It said the issue needs to be decided in the context of the overall aim of the dress code, which was that men and women in job centres should dress in a professional and businesslike way.
The point the employment tribunal should have considered in the original case was not whether a higher level of smartness is required from men than women, because of the dress code, but whether the same level of smartness - "professional and businesslike" - required of the women can only be achieved by the men if they wear a collar and tie.
Another employment tribunal has been set the task, applying conventional, contemporary standards of dress, of deciding if that is the case or not.
It is possible they will have to look at photographs of Mr Thompson’s female colleagues, first to assess the standard the DWP applies to them. Depending on whether or not it finds that men can achieve that standard without a collar and tie, it may or may not decide that the DWP’s dress code was discriminatory.
Any employer who wishes to avoid getting tied up in knots about this issue may think the solution is to not have a dress code. Yet many employers will probably still want to exercise some degree of control over how their employees look.
For the sake of pleasing their customers many will want sales and any other staff who meet the public, to dress in a conventional and business-like way. It would be understandable for the DWP to want those employed at the job centre to dress like that, in order to set an example to clients. Employers may also hold the view that staff should be clean and smart because it is good for morale, whereas sloppy dress denotes sloppy attitudes and inefficiency. In certain types of employment health and safety and hygiene will also be factors in what employees wear.

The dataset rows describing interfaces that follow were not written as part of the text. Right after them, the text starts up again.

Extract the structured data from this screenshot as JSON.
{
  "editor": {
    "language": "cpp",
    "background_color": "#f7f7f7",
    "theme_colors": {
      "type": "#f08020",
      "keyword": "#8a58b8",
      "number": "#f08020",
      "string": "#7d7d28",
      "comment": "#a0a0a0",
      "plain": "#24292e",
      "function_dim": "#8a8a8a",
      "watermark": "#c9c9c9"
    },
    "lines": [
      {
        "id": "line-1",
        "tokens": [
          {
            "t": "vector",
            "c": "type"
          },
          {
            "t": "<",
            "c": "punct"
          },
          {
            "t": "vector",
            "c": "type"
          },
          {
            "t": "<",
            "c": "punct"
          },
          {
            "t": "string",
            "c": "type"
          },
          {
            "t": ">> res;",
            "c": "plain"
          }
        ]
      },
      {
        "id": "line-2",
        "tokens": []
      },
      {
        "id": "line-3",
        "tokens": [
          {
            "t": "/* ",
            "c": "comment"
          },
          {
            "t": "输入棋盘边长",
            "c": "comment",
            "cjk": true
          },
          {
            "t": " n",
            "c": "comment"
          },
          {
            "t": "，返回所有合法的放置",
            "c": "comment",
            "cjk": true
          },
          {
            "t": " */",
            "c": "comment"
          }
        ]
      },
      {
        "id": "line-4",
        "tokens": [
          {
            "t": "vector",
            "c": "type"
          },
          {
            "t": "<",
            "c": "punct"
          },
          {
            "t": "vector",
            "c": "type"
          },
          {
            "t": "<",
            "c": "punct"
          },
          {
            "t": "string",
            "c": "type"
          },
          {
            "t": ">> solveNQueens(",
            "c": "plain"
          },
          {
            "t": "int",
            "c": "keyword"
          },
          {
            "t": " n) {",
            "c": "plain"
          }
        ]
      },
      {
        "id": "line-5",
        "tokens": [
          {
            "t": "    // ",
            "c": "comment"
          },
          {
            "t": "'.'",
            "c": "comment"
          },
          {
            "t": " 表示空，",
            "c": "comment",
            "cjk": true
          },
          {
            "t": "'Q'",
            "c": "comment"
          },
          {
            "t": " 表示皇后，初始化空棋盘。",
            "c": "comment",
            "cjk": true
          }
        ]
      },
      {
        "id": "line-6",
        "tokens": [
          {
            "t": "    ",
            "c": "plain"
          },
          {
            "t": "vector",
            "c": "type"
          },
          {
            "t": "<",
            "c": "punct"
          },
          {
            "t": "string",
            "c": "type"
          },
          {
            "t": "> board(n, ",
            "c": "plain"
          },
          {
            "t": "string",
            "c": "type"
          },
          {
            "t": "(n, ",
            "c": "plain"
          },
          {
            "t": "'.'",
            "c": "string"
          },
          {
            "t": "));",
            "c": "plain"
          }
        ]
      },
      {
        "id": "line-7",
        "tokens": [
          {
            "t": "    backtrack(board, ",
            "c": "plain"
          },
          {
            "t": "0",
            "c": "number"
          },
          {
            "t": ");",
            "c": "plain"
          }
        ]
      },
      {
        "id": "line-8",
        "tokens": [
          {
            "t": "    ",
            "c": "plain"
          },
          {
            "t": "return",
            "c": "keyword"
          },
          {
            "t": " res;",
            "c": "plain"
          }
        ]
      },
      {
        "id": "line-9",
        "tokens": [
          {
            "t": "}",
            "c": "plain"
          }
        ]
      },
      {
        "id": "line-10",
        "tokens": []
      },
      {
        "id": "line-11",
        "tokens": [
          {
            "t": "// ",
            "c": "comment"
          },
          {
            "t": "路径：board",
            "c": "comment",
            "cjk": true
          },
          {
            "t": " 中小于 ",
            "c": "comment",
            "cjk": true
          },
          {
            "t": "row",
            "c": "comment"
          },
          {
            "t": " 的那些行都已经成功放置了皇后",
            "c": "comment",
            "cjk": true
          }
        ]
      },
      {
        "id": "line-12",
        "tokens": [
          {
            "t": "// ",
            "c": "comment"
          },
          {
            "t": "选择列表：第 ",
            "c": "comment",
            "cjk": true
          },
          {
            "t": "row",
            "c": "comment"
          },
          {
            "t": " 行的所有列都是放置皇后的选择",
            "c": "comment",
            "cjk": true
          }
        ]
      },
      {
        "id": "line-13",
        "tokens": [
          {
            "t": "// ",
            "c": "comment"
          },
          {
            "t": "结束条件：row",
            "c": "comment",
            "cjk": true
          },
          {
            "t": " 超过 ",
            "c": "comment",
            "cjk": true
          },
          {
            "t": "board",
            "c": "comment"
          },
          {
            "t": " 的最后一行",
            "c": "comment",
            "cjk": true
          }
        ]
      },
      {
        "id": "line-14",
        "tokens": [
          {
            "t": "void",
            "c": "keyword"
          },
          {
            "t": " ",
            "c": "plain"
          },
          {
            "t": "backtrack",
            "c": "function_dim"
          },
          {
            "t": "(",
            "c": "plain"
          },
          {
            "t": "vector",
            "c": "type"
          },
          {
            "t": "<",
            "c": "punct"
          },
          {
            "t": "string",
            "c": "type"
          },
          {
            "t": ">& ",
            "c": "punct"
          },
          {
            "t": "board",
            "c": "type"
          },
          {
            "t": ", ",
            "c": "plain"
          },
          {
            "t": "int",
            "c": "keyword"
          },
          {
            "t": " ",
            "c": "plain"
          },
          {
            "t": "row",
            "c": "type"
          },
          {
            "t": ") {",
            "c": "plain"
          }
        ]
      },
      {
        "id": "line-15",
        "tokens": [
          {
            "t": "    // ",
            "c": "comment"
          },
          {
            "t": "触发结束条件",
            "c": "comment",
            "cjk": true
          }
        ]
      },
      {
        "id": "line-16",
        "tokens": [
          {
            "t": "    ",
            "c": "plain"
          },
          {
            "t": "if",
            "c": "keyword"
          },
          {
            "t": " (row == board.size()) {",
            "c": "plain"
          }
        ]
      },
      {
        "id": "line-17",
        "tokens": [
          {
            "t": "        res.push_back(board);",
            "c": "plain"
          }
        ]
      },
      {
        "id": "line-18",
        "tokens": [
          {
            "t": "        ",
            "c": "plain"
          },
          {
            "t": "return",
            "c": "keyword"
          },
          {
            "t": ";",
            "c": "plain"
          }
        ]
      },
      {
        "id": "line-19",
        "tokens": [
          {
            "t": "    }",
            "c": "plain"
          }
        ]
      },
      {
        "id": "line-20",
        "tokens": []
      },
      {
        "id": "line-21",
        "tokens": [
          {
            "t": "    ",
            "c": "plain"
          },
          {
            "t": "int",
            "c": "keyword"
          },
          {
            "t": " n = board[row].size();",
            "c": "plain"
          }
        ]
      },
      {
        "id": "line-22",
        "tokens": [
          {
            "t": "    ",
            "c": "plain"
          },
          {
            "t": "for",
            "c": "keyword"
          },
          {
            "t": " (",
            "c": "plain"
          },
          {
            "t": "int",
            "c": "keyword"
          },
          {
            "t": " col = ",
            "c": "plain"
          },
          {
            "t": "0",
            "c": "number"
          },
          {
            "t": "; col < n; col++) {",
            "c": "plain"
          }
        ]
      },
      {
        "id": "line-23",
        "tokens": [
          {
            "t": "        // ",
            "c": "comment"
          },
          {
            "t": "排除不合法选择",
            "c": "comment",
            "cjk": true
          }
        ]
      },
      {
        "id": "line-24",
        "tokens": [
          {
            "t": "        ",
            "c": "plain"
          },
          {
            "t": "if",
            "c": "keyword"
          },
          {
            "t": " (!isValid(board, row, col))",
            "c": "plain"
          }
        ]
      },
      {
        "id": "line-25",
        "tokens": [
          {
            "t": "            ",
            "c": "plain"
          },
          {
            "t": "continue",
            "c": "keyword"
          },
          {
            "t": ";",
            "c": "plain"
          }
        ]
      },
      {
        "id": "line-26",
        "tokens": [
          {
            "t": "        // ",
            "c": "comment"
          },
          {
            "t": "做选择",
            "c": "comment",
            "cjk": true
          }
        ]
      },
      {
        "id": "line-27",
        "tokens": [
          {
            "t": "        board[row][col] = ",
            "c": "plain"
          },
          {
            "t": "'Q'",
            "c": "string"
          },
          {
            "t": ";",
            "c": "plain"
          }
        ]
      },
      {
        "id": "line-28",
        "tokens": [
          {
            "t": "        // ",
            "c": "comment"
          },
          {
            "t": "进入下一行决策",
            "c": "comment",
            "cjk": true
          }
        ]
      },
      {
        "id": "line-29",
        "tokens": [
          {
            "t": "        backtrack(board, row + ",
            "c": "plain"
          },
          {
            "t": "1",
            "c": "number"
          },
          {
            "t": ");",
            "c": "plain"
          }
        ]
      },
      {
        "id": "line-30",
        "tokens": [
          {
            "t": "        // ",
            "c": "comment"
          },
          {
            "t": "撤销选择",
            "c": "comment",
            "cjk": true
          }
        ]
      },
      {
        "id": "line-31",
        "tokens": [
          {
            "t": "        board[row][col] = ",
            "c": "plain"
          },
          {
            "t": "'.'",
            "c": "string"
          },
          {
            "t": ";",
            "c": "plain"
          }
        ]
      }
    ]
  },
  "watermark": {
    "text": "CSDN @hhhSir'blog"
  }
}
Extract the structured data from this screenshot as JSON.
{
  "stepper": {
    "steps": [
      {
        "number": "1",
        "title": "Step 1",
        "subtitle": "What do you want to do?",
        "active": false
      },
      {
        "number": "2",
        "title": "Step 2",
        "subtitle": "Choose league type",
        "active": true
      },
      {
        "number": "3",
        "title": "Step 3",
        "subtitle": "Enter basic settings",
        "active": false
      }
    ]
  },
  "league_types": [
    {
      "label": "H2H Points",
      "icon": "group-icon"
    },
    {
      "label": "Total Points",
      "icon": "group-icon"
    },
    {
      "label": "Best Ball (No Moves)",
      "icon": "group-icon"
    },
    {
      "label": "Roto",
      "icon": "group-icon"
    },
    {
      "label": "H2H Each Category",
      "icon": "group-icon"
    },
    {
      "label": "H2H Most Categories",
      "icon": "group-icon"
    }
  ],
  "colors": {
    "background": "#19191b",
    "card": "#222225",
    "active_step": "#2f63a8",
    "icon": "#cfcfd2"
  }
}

Whatever the reason, trying to exert control in this way without implementing a dress code, setting out standard rules on what is and is not acceptable may put employers at risk of claims of discrimination or unfair dismissal. Indeed, employers are often advised to make sure rules in dress codes are sufficiently detailed to reduce the risks of such claims.
That may take them into a world of contentious fashion issues such as the rights and wrongs of ponytails, earrings, tongue studs and micro skirts. One essential issue any employer introducing a dress code, or reviewing an existing one, must address is the risk that it discriminates against men or women. To assess if that risk is genuine, it might help to consider three connected questions.
First, does the code set out types of dress or other aspects of physical appearance such as hairstyle or jewellery that are different for male and female employees, such as suits for men and skirts and jackets for women, or hats as against hairnets when handling food?
If the answer is yes, what is the reason for the dress code and what is the overall aim that the employer is seeking to achieve by implementing it?
Finally, applying conventional, contemporary standards of dress, can the overall aim only be achieved if those different requirements set out in the code are complied with?
If the answer to the last question isn’t "yes" then there may be a risk of successful sex discrimination claims by employees. The employer might be advised to change the code to reduce that risk.
In making these changes, or starting to draw a code for the first time, it would almost certainly do no harm and it may help lay the ground for imposing the standards, if the employees themselves are consulted, having first set out the clear aims of the code and the reasons why they are important. Employers’ eyes may even be opened to the broader, and perhaps, more up-to-date options of dress that will still achieve their overall aims.
While appearance isn’t everything, it could be a source of grievance for staff and, ultimately, costly discrimination claims, if the rules aren’t clearly non-discriminatory.
• Alan Masson is a partner with MacRoberts, Solicitors, and an accredited specialist in employment law.